Book recommendations: Zadie-Smith-ish, but not Pynchonesque.
October 13, 2012 11:28 AM Subscribe
I'm currently loving
Zadie Smith. For various reasons, I don't like most of the authors she tends to get compared to. (DeLillo and Pynchon give me hives. Rushdie and Nabokov are just okay. Etc.) Who else should I read?
posted by nebulawindphone to Media & Arts (36 answers total) 66 users marked this as a favorite
1) I love me a big sprawling larger-than-life self-referential postmodern romp. David Foster Wallace, Michael Chabon, Umberto Eco, Gabriel García Marquez, that sort of thing. Even Robert Anton Wilson if I start to get desperate. The Neverending Story was my favorite book as a kid. You get the idea.
2) I also love good old-fashioned psychologically insightful character writing. Characters who are just gimmicks, bundles of quirks and neuroses, walking plot hooks, or giant poster-sized Literary Symbols, all sort of bore me. A good ear for dialogue is also important. Some favorites in this department: Somerset Maugham, Evelyn Waugh, maybe also Salinger in his short stories before he went off the deep end. (It's honestly really hard to find authors who satisfy me on this point. Apparently I'm sort of a snob.)
But note that most of the authors I mentioned under #1 aren't really known for #2, and vice versa. The great thing about Zadie Smith is that she combines those two qualities, and really excels at both of them.
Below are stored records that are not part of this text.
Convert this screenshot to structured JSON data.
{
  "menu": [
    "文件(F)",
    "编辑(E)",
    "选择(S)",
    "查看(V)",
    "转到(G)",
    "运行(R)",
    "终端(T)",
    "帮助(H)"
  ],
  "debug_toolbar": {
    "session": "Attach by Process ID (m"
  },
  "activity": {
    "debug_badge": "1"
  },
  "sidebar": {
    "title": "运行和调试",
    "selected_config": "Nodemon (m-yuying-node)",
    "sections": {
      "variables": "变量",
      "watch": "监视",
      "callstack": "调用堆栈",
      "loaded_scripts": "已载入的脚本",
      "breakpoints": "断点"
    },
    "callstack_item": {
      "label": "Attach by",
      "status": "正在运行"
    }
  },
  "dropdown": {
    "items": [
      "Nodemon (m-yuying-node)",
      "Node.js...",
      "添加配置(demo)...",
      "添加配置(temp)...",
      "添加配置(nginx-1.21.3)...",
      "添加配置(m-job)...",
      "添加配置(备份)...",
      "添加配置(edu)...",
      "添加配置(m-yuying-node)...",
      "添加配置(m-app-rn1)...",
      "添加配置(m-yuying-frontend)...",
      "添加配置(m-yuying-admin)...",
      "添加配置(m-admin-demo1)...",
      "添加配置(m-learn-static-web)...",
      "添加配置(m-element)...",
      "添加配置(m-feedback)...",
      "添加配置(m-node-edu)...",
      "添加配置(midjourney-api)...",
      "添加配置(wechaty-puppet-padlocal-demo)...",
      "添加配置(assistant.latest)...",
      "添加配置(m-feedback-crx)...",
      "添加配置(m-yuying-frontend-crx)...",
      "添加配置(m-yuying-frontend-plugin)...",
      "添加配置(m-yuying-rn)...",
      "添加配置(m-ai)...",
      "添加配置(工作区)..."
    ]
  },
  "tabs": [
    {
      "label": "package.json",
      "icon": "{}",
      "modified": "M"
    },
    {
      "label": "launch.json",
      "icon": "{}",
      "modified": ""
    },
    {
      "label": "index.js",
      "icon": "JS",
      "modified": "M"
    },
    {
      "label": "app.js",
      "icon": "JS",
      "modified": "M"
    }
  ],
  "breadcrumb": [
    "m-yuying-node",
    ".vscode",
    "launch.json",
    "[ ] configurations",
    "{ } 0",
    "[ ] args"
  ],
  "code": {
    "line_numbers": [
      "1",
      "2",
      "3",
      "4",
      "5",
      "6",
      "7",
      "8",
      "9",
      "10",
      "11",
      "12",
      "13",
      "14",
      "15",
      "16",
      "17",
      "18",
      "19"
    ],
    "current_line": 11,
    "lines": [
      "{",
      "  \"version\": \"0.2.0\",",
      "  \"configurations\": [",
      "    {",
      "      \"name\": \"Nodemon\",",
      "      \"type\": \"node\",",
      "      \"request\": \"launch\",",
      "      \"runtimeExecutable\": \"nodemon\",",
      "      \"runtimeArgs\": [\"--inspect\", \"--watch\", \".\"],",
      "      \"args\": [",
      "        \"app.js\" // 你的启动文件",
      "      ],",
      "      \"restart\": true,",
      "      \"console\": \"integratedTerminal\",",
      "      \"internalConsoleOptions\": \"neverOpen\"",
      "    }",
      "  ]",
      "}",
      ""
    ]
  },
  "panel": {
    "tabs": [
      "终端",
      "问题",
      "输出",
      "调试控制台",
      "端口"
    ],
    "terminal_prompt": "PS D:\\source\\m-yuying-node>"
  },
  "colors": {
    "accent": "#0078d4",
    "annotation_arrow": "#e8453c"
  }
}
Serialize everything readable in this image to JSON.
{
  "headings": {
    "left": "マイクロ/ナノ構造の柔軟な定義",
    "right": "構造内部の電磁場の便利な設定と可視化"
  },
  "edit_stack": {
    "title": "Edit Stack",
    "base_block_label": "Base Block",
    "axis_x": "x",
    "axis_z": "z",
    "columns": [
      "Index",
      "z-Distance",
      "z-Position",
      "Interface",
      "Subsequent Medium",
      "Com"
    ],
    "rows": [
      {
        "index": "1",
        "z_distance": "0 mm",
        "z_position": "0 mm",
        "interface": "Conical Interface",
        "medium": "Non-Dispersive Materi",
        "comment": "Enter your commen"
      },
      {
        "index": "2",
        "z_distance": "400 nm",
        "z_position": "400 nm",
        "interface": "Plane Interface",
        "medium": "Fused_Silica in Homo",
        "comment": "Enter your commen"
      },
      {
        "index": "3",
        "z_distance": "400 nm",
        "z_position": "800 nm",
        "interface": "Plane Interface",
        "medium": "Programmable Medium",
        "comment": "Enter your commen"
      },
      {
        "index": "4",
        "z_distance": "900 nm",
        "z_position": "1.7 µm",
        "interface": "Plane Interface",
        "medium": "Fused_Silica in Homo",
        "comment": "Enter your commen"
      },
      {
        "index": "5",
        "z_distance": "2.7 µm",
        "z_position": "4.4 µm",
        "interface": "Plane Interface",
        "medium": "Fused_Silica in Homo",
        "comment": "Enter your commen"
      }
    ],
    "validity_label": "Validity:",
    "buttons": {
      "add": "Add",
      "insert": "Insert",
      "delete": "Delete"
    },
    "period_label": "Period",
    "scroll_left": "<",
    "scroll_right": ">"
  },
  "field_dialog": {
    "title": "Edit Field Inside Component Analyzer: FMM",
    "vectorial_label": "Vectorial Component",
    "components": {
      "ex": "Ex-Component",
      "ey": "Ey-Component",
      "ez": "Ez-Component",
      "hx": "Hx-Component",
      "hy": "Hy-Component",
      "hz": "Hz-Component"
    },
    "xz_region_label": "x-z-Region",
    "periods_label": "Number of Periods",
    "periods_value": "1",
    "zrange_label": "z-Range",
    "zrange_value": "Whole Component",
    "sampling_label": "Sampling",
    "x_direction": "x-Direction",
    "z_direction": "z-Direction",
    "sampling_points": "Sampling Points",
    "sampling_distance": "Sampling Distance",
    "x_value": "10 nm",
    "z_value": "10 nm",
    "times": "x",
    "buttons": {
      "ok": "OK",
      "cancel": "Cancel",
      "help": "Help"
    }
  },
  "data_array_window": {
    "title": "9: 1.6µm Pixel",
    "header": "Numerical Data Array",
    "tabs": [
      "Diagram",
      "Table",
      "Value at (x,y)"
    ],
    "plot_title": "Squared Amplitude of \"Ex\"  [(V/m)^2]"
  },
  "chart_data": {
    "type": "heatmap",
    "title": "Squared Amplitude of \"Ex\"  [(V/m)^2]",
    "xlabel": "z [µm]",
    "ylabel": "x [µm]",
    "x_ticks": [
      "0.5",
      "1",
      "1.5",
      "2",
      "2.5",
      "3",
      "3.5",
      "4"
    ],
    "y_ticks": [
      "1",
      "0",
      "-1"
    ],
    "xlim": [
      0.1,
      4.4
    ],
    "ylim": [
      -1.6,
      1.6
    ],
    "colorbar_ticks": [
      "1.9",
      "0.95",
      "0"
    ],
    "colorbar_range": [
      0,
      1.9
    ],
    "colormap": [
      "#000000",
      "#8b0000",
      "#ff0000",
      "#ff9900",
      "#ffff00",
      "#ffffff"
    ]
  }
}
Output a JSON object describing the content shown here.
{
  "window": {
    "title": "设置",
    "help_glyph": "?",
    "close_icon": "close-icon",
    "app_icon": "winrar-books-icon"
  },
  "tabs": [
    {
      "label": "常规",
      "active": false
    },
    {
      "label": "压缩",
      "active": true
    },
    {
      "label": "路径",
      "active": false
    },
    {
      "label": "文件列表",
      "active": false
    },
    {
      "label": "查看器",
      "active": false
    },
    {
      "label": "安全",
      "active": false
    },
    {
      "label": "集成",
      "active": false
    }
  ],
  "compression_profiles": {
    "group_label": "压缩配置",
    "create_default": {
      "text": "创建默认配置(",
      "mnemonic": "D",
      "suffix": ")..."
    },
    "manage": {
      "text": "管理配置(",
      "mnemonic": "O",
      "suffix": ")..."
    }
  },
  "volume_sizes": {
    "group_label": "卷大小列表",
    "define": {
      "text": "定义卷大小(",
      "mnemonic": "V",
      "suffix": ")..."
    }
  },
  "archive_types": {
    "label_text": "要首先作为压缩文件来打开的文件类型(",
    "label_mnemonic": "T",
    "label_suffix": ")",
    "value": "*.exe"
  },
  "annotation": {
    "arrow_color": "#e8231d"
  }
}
Granted, that's not an easy thing to do. But I'm looking for other authors who manage to pull it off.
Two other caveats, to make things complicated: I don't like snideness or cynicism (which rules out DeLillo completely) or depressive self-flagellation (which Wallace hard to take, though I am a fan). And I really absolutely can't stand deliberately cryptic or tricky prose, no matter how beautiful it sounds and no matter how certain you are that I'd learn to love it if I just gave it a chance (ruling out Pynchon and the otherwise-ideal Nabokov).
What should I read next?